(Photo: imago images / ITAR-TASS)

Navalny called for protests against Putin after he was arrested on Sunday last week immediately after his return from Germany to Russia. The 44-year-old was treated in Berlin after a poison attack in August. On Monday, a Russian court ruled that he was sentenced to 30 days in prison for violating suspended sentences. Navalny blames the Kremlin for the assassination attempt.

68 million video hits on Putin

The 44-year-old is now in the notorious Matrosskaya Tishina maximum security prison, where several members of the opposition have already died. Navalny's close ally Leonid Volkov told the "Frankfurter Allgemeine Sonntagszeitung" that it had already happened in Russia that opposition members had been poisoned twice in a row. He therefore called on the Russian civilian population to protest. "The only protection" for Navalny is "maximum visibility and popular support".

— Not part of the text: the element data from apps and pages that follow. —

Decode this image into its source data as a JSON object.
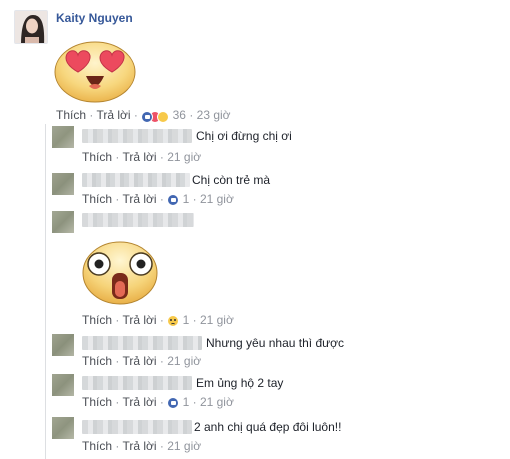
{
  "post": {
    "author": "Kaity Nguyen",
    "like": "Thích",
    "reply": "Trả lời",
    "reaction_count": "36",
    "time": "23 giờ"
  },
  "replies": [
    {
      "text": "Chị ơi đừng chị ơi",
      "like": "Thích",
      "reply": "Trả lời",
      "time": "21 giờ"
    },
    {
      "text": "Chị còn trẻ mà",
      "like": "Thích",
      "reply": "Trả lời",
      "reaction_count": "1",
      "time": "21 giờ"
    },
    {
      "text": "",
      "like": "Thích",
      "reply": "Trả lời",
      "reaction_count": "1",
      "time": "21 giờ"
    },
    {
      "text": "Nhưng yêu nhau thì được",
      "like": "Thích",
      "reply": "Trả lời",
      "time": "21 giờ"
    },
    {
      "text": "Em ủng hộ 2 tay",
      "like": "Thích",
      "reply": "Trả lời",
      "reaction_count": "1",
      "time": "21 giờ"
    },
    {
      "text": "2 anh chị quá đẹp đôi luôn!!",
      "like": "Thích",
      "reply": "Trả lời",
      "time": "21 giờ"
    }
  ],
  "colors": {
    "name_link": "#365899",
    "meta": "#90949c",
    "like_blue": "#4267b2"
  },
  "icons": [
    "heart-eyes-sticker",
    "shocked-face-sticker",
    "like-icon",
    "love-icon",
    "haha-icon",
    "sad-icon"
  ]
}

Numerous people across the country followed Nawalny's call to protest on Sunday. The first rallies took place in the Far East of Russia and in Siberia, where, according to OWD, around 200 people were arrested. In Jakustk, northern Russia, demonstrators defied extremely winter temperatures of minus 50 degrees and took to the streets for Navalny's release. There were also rallies by Navalny supporters in Estonia and Lithuania.

Navalny and his supporters accuse the Kremlin of corruption, among other things. This week, Nawalny's team published research on a luxury palace allegedly owned by Putin and financed by bribes. The video has been viewed nearly 68 million times since Tuesday. The Kremlin has denied the allegations made in the video.

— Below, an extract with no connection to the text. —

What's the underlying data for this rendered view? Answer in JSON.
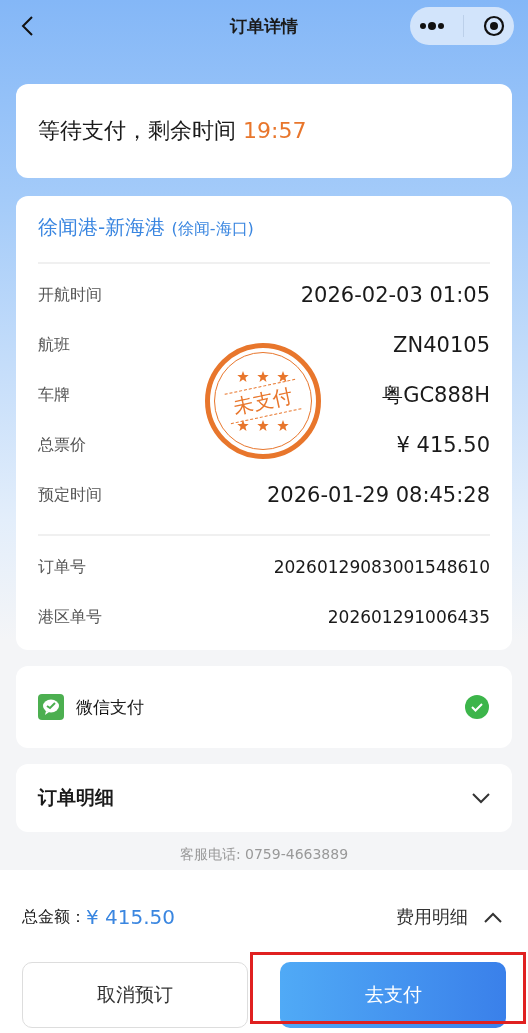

. (tagsToTranslate) Politics (t) Russia (t) Alexej Navalny (t) Vladimir Putin (t) Protests (t) Demonstrations (t) Democracy (t) Corruption (t) Kremlin